- _YOUR ASSIGNMENT_
The listing that follows should be duplicated character for character.

- _DATA EXTRACT_
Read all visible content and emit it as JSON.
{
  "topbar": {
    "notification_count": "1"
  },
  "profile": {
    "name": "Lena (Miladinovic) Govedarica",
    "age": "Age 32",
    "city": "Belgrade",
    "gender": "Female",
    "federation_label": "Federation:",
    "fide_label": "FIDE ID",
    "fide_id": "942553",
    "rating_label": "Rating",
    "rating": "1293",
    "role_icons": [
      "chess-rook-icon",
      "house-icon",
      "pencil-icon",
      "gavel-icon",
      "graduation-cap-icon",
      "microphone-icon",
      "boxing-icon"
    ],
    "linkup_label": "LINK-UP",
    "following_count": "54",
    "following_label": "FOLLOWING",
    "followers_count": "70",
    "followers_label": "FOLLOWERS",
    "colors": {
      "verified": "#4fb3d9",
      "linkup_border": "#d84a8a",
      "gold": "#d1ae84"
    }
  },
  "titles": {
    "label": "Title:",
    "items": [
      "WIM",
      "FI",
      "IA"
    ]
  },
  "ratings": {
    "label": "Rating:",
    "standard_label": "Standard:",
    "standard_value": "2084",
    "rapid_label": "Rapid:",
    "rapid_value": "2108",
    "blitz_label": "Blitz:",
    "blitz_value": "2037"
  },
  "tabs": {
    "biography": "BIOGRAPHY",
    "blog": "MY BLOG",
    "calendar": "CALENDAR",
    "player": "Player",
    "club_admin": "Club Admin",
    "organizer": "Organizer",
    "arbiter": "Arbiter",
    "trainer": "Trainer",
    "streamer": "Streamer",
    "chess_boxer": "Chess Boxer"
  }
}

- _RESPONSE_
Read all visible content and emit it as JSON.
{
  "topbar": {
    "notification_count": "1"
  },
  "profile": {
    "name": "Lena (Miladinovic) Govedarica",
    "age": "Age 32",
    "city": "Belgrade",
    "gender": "Female",
    "federation_label": "Federation:",
    "fide_label": "FIDE ID",
    "fide_id": "942553",
    "rating_label": "Rating",
    "rating": "1293",
    "role_icons": [
      "chess-rook-icon",
      "house-icon",
      "pencil-icon",
      "gavel-icon",
      "graduation-cap-icon",
      "microphone-icon",
      "boxing-icon"
    ],
    "linkup_label": "LINK-UP",
    "following_count": "54",
    "following_label": "FOLLOWING",
    "followers_count": "70",
    "followers_label": "FOLLOWERS",
    "colors": {
      "verified": "#4fb3d9",
      "linkup_border": "#d84a8a",
      "gold": "#d1ae84"
    }
  },
  "titles": {
    "label": "Title:",
    "items": [
      "WIM",
      "FI",
      "IA"
    ]
  },
  "ratings": {
    "label": "Rating:",
    "standard_label": "Standard:",
    "standard_value": "2084",
    "rapid_label": "Rapid:",
    "rapid_value": "2108",
    "blitz_label": "Blitz:",
    "blitz_value": "2037"
  },
  "tabs": {
    "biography": "BIOGRAPHY",
    "blog": "MY BLOG",
    "calendar": "CALENDAR",
    "player": "Player",
    "club_admin": "Club Admin",
    "organizer": "Organizer",
    "arbiter": "Arbiter",
    "trainer": "Trainer",
    "streamer": "Streamer",
    "chess_boxer": "Chess Boxer"
  }
}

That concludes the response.